We will also be featuring on the video screen Vortmittagspuk (Ghosts Before Breakfast) by Hans Richter, running on a loop from 7 pm to midnight. Ghosts Before Breakfast is a German Dadaist animated short silent experimental avant-garde film. As much of a mouth-full as that sentence was, it not only describes but is also written in the style of this fantastical, film collage hodge-podge. The basic plot line, if you can call it that, is a suburban morning tea that has been infringed upon by four bowler hat-wearing ghosts. What ensues is a surreal merging of real world and a world of fantasy.
This piece is especially fitting for Trick or Treating. Richter employs a variety of “trick photography” techniques, experimenting with the limits and possibilities of camera and film to emphasize fantasy: scenes placed on top of one another, overlapping and layering to create a new dimensional reality; fast motion and slow motion to skew your sense of time lapse; reverse film play (water going back into a hose); and contrasting positive and negative film impression to show the dichotomy between the “real world” and “fantasy world.”
Richter’s “treat” is the invitation to the world of fantasy he has created. The scenes change faster than you can mentally comprehend what you’ve just seen. Richter’s work and Dadaism have been analyized in an art historical context for longer than I have been alive. One can certainly discuss how this piece challenged the art standards of its time until they are blue in the face, but for me the enjoyment of this film is that you really don’t need to think at all about it- just enjoy it. “It gives the audience a chance to release nervous tension when witnessing these abstractions shown through images.”

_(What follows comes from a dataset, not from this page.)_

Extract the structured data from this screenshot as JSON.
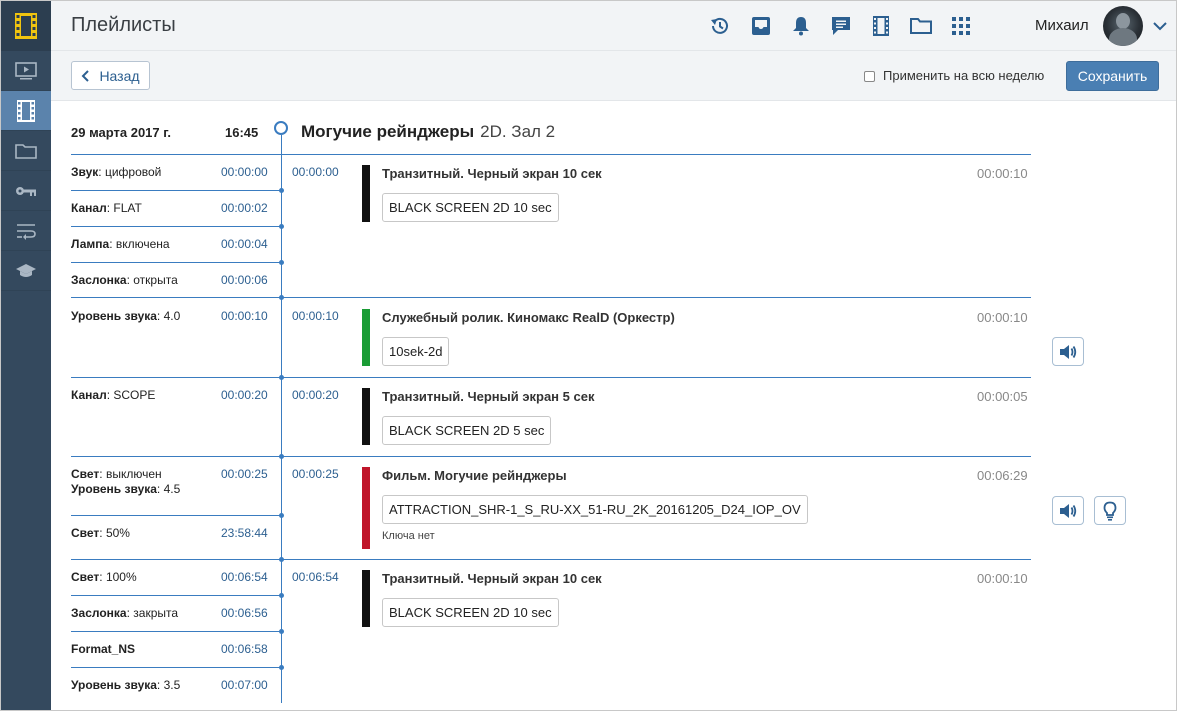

For me, another “treat” provided by this film is the opportunity to watch all the different variations on YouTube. Written by Paul Hindemith, the original soundtrack was destroyed during the Nazis degenerate art purge. A variety of audio tracks have since been placed as soundtrack for the film, as well as new works of music created specifically for the piece by artists such as The Real Tuesday Weld. My personal favorite is a version by People Like Us & Ergo Phizmiz.